--- RECORD EXCERPTS Enclosed Below ---
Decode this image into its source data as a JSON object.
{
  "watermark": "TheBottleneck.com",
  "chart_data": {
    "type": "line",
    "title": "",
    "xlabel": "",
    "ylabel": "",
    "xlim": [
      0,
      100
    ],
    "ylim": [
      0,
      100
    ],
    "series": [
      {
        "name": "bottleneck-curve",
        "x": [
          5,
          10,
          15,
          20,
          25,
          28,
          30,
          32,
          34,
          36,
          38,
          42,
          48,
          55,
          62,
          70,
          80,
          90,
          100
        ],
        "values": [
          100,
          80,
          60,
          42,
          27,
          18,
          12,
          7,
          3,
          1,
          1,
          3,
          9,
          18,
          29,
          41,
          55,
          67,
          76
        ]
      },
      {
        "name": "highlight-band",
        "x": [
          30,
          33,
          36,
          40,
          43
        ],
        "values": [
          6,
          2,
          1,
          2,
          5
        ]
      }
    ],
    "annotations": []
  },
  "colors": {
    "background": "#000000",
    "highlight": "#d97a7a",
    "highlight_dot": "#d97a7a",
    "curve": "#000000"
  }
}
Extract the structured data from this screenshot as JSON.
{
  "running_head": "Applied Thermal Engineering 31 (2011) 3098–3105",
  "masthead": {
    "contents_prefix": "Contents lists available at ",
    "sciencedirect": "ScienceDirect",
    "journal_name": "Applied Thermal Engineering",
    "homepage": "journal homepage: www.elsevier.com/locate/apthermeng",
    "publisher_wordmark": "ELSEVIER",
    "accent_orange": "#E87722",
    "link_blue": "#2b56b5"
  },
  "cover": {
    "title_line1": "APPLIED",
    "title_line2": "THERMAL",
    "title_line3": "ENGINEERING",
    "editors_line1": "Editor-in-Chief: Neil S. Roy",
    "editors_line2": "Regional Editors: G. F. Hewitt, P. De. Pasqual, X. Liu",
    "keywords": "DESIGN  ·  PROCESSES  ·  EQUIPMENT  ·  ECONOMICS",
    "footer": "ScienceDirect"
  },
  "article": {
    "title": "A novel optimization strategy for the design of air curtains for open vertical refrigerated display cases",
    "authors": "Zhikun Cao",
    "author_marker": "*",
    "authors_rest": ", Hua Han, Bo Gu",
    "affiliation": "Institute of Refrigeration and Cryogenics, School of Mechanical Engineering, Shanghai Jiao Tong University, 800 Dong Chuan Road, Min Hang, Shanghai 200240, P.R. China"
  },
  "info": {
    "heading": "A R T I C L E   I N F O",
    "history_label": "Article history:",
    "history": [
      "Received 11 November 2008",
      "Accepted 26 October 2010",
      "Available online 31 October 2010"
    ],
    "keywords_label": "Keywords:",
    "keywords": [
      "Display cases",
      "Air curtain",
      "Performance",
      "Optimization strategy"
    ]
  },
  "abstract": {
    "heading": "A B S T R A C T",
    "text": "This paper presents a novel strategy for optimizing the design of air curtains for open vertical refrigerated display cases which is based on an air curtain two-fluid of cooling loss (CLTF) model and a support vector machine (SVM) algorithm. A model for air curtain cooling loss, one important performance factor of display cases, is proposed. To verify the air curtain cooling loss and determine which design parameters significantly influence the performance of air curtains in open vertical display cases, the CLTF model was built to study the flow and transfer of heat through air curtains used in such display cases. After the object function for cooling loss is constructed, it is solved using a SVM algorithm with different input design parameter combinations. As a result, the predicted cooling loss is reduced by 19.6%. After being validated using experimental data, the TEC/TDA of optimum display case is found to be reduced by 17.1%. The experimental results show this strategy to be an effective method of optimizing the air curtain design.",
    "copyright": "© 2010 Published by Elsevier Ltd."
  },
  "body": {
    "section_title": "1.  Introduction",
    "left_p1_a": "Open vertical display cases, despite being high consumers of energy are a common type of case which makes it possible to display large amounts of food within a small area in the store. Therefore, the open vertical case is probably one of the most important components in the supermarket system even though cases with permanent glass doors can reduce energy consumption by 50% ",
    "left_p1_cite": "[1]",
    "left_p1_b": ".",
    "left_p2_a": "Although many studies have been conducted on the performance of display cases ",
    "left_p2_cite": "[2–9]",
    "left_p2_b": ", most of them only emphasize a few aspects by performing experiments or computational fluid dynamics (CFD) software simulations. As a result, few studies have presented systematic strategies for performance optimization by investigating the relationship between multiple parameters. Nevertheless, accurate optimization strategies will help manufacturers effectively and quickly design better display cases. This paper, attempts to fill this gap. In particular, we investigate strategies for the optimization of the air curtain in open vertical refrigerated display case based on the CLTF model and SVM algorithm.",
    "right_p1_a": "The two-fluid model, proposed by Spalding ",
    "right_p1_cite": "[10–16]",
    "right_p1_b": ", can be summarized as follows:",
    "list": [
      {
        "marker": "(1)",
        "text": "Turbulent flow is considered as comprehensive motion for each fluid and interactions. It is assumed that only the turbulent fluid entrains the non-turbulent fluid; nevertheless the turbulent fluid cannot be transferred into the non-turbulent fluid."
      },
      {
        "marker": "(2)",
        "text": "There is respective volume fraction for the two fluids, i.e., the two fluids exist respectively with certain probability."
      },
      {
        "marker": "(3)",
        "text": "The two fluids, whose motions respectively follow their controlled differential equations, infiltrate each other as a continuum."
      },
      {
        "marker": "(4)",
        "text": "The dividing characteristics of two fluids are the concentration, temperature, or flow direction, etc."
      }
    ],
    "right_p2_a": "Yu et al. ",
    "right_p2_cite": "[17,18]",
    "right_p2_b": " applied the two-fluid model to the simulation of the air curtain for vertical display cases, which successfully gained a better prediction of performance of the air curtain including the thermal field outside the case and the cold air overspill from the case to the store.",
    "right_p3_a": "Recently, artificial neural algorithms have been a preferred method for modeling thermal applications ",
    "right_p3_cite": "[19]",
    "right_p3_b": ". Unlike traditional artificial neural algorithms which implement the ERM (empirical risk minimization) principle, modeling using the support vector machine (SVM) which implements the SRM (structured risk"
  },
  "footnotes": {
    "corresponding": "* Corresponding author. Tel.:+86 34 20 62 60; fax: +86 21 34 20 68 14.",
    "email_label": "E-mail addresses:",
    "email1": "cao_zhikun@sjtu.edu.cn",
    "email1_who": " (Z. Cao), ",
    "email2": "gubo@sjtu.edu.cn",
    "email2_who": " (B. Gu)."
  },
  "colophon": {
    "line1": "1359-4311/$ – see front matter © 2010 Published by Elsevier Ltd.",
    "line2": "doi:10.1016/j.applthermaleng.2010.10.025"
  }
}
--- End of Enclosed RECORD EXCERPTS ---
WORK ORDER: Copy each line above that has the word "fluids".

PROBLEM SOLUTION:
        "text": "There is respective volume fraction for the two fluids, i.e., the two fluids exist respectively with certain probability."
        "text": "The two fluids, whose motions respectively follow their controlled differential equations, infiltrate each other as a continuum."
        "text": "The dividing characteristics of two fluids are the concentration, temperature, or flow direction, etc."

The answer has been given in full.